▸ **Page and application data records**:
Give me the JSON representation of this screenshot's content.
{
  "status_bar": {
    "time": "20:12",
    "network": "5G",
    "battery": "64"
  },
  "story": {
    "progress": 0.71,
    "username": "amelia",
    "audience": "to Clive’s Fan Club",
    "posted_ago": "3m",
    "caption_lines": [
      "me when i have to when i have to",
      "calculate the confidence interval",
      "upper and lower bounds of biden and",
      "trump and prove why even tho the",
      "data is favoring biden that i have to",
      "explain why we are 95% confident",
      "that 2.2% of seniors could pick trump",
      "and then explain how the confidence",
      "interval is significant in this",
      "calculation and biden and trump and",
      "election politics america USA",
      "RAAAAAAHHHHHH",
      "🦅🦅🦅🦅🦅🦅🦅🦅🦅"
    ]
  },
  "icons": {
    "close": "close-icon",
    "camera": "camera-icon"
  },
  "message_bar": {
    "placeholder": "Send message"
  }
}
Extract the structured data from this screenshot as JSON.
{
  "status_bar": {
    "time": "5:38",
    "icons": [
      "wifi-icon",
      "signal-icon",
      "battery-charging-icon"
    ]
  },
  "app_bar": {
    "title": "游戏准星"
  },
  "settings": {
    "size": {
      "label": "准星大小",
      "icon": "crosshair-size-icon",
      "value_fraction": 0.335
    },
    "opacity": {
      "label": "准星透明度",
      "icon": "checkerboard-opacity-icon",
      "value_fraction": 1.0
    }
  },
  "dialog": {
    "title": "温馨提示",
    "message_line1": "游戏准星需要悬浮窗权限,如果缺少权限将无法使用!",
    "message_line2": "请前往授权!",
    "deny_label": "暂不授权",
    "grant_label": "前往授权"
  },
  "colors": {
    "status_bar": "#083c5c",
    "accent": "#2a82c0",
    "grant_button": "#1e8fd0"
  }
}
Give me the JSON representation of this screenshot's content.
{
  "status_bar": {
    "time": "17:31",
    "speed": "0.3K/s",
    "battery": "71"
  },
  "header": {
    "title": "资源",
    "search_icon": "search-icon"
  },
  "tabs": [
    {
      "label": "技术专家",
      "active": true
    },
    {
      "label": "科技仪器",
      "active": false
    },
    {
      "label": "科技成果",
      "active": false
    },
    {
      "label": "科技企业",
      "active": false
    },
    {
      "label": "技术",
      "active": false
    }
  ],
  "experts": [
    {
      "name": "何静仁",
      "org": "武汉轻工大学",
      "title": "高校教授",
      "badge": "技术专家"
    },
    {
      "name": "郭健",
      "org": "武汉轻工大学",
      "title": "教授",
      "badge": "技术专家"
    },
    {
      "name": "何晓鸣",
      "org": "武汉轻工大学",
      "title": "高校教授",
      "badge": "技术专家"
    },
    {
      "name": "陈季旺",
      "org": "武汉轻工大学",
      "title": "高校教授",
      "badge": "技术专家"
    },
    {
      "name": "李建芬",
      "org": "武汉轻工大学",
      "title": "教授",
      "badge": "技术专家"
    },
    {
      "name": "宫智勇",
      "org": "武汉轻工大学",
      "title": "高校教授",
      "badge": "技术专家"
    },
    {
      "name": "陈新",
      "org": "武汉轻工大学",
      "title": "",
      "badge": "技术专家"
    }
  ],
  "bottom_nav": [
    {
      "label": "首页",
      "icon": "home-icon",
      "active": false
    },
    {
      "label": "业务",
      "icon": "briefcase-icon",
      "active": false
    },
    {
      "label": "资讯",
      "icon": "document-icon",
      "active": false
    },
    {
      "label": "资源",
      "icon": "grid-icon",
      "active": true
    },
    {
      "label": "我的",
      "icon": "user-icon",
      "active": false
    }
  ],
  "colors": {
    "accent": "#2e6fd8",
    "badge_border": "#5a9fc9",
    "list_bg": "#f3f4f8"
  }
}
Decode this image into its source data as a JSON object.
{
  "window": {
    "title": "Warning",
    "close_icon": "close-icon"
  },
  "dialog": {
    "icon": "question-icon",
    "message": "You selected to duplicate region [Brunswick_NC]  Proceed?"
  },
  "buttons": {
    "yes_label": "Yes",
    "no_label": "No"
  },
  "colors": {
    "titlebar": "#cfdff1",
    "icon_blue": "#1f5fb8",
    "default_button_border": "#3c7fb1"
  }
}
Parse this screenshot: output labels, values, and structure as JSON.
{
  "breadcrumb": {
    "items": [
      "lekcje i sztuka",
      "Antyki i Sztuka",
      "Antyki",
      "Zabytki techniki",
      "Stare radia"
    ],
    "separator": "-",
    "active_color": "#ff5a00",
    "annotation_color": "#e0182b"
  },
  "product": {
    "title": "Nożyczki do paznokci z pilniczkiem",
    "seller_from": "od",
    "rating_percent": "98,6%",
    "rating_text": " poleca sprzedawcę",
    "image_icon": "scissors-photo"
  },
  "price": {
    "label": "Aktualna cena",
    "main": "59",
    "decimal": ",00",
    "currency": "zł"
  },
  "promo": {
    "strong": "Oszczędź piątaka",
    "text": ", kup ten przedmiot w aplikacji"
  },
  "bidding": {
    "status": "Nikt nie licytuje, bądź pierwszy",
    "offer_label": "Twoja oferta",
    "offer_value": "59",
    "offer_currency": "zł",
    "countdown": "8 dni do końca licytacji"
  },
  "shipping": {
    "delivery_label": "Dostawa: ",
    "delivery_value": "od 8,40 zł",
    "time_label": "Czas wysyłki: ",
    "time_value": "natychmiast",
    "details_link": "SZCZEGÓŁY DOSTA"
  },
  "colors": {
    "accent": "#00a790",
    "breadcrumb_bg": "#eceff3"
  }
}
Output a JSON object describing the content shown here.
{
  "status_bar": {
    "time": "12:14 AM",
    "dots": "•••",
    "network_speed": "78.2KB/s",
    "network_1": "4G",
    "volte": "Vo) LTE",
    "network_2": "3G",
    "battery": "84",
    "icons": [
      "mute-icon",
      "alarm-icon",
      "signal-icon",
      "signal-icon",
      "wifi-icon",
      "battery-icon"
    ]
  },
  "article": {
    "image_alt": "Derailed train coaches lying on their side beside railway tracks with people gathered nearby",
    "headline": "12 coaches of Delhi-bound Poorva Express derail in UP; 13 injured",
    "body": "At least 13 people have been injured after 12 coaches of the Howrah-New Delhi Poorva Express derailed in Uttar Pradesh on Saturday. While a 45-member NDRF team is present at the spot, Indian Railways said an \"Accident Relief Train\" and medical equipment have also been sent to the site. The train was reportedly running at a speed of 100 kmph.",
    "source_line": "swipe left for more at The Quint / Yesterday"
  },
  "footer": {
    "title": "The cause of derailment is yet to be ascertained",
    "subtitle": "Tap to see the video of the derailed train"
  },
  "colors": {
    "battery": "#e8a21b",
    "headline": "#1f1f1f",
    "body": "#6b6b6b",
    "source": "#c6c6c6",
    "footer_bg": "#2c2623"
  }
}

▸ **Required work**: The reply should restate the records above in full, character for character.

▸ **Exercise output**:
Give me the JSON representation of this screenshot's content.
{
  "status_bar": {
    "time": "20:12",
    "network": "5G",
    "battery": "64"
  },
  "story": {
    "progress": 0.71,
    "username": "amelia",
    "audience": "to Clive’s Fan Club",
    "posted_ago": "3m",
    "caption_lines": [
      "me when i have to when i have to",
      "calculate the confidence interval",
      "upper and lower bounds of biden and",
      "trump and prove why even tho the",
      "data is favoring biden that i have to",
      "explain why we are 95% confident",
      "that 2.2% of seniors could pick trump",
      "and then explain how the confidence",
      "interval is significant in this",
      "calculation and biden and trump and",
      "election politics america USA",
      "RAAAAAAHHHHHH",
      "🦅🦅🦅🦅🦅🦅🦅🦅🦅"
    ]
  },
  "icons": {
    "close": "close-icon",
    "camera": "camera-icon"
  },
  "message_bar": {
    "placeholder": "Send message"
  }
}
Extract the structured data from this screenshot as JSON.
{
  "status_bar": {
    "time": "5:38",
    "icons": [
      "wifi-icon",
      "signal-icon",
      "battery-charging-icon"
    ]
  },
  "app_bar": {
    "title": "游戏准星"
  },
  "settings": {
    "size": {
      "label": "准星大小",
      "icon": "crosshair-size-icon",
      "value_fraction": 0.335
    },
    "opacity": {
      "label": "准星透明度",
      "icon": "checkerboard-opacity-icon",
      "value_fraction": 1.0
    }
  },
  "dialog": {
    "title": "温馨提示",
    "message_line1": "游戏准星需要悬浮窗权限,如果缺少权限将无法使用!",
    "message_line2": "请前往授权!",
    "deny_label": "暂不授权",
    "grant_label": "前往授权"
  },
  "colors": {
    "status_bar": "#083c5c",
    "accent": "#2a82c0",
    "grant_button": "#1e8fd0"
  }
}
Give me the JSON representation of this screenshot's content.
{
  "status_bar": {
    "time": "17:31",
    "speed": "0.3K/s",
    "battery": "71"
  },
  "header": {
    "title": "资源",
    "search_icon": "search-icon"
  },
  "tabs": [
    {
      "label": "技术专家",
      "active": true
    },
    {
      "label": "科技仪器",
      "active": false
    },
    {
      "label": "科技成果",
      "active": false
    },
    {
      "label": "科技企业",
      "active": false
    },
    {
      "label": "技术",
      "active": false
    }
  ],
  "experts": [
    {
      "name": "何静仁",
      "org": "武汉轻工大学",
      "title": "高校教授",
      "badge": "技术专家"
    },
    {
      "name": "郭健",
      "org": "武汉轻工大学",
      "title": "教授",
      "badge": "技术专家"
    },
    {
      "name": "何晓鸣",
      "org": "武汉轻工大学",
      "title": "高校教授",
      "badge": "技术专家"
    },
    {
      "name": "陈季旺",
      "org": "武汉轻工大学",
      "title": "高校教授",
      "badge": "技术专家"
    },
    {
      "name": "李建芬",
      "org": "武汉轻工大学",
      "title": "教授",
      "badge": "技术专家"
    },
    {
      "name": "宫智勇",
      "org": "武汉轻工大学",
      "title": "高校教授",
      "badge": "技术专家"
    },
    {
      "name": "陈新",
      "org": "武汉轻工大学",
      "title": "",
      "badge": "技术专家"
    }
  ],
  "bottom_nav": [
    {
      "label": "首页",
      "icon": "home-icon",
      "active": false
    },
    {
      "label": "业务",
      "icon": "briefcase-icon",
      "active": false
    },
    {
      "label": "资讯",
      "icon": "document-icon",
      "active": false
    },
    {
      "label": "资源",
      "icon": "grid-icon",
      "active": true
    },
    {
      "label": "我的",
      "icon": "user-icon",
      "active": false
    }
  ],
  "colors": {
    "accent": "#2e6fd8",
    "badge_border": "#5a9fc9",
    "list_bg": "#f3f4f8"
  }
}
Decode this image into its source data as a JSON object.
{
  "window": {
    "title": "Warning",
    "close_icon": "close-icon"
  },
  "dialog": {
    "icon": "question-icon",
    "message": "You selected to duplicate region [Brunswick_NC]  Proceed?"
  },
  "buttons": {
    "yes_label": "Yes",
    "no_label": "No"
  },
  "colors": {
    "titlebar": "#cfdff1",
    "icon_blue": "#1f5fb8",
    "default_button_border": "#3c7fb1"
  }
}
Parse this screenshot: output labels, values, and structure as JSON.
{
  "breadcrumb": {
    "items": [
      "lekcje i sztuka",
      "Antyki i Sztuka",
      "Antyki",
      "Zabytki techniki",
      "Stare radia"
    ],
    "separator": "-",
    "active_color": "#ff5a00",
    "annotation_color": "#e0182b"
  },
  "product": {
    "title": "Nożyczki do paznokci z pilniczkiem",
    "seller_from": "od",
    "rating_percent": "98,6%",
    "rating_text": " poleca sprzedawcę",
    "image_icon": "scissors-photo"
  },
  "price": {
    "label": "Aktualna cena",
    "main": "59",
    "decimal": ",00",
    "currency": "zł"
  },
  "promo": {
    "strong": "Oszczędź piątaka",
    "text": ", kup ten przedmiot w aplikacji"
  },
  "bidding": {
    "status": "Nikt nie licytuje, bądź pierwszy",
    "offer_label": "Twoja oferta",
    "offer_value": "59",
    "offer_currency": "zł",
    "countdown": "8 dni do końca licytacji"
  },
  "shipping": {
    "delivery_label": "Dostawa: ",
    "delivery_value": "od 8,40 zł",
    "time_label": "Czas wysyłki: ",
    "time_value": "natychmiast",
    "details_link": "SZCZEGÓŁY DOSTA"
  },
  "colors": {
    "accent": "#00a790",
    "breadcrumb_bg": "#eceff3"
  }
}
Output a JSON object describing the content shown here.
{
  "status_bar": {
    "time": "12:14 AM",
    "dots": "•••",
    "network_speed": "78.2KB/s",
    "network_1": "4G",
    "volte": "Vo) LTE",
    "network_2": "3G",
    "battery": "84",
    "icons": [
      "mute-icon",
      "alarm-icon",
      "signal-icon",
      "signal-icon",
      "wifi-icon",
      "battery-icon"
    ]
  },
  "article": {
    "image_alt": "Derailed train coaches lying on their side beside railway tracks with people gathered nearby",
    "headline": "12 coaches of Delhi-bound Poorva Express derail in UP; 13 injured",
    "body": "At least 13 people have been injured after 12 coaches of the Howrah-New Delhi Poorva Express derailed in Uttar Pradesh on Saturday. While a 45-member NDRF team is present at the spot, Indian Railways said an \"Accident Relief Train\" and medical equipment have also been sent to the site. The train was reportedly running at a speed of 100 kmph.",
    "source_line": "swipe left for more at The Quint / Yesterday"
  },
  "footer": {
    "title": "The cause of derailment is yet to be ascertained",
    "subtitle": "Tap to see the video of the derailed train"
  },
  "colors": {
    "battery": "#e8a21b",
    "headline": "#1f1f1f",
    "body": "#6b6b6b",
    "source": "#c6c6c6",
    "footer_bg": "#2c2623"
  }
}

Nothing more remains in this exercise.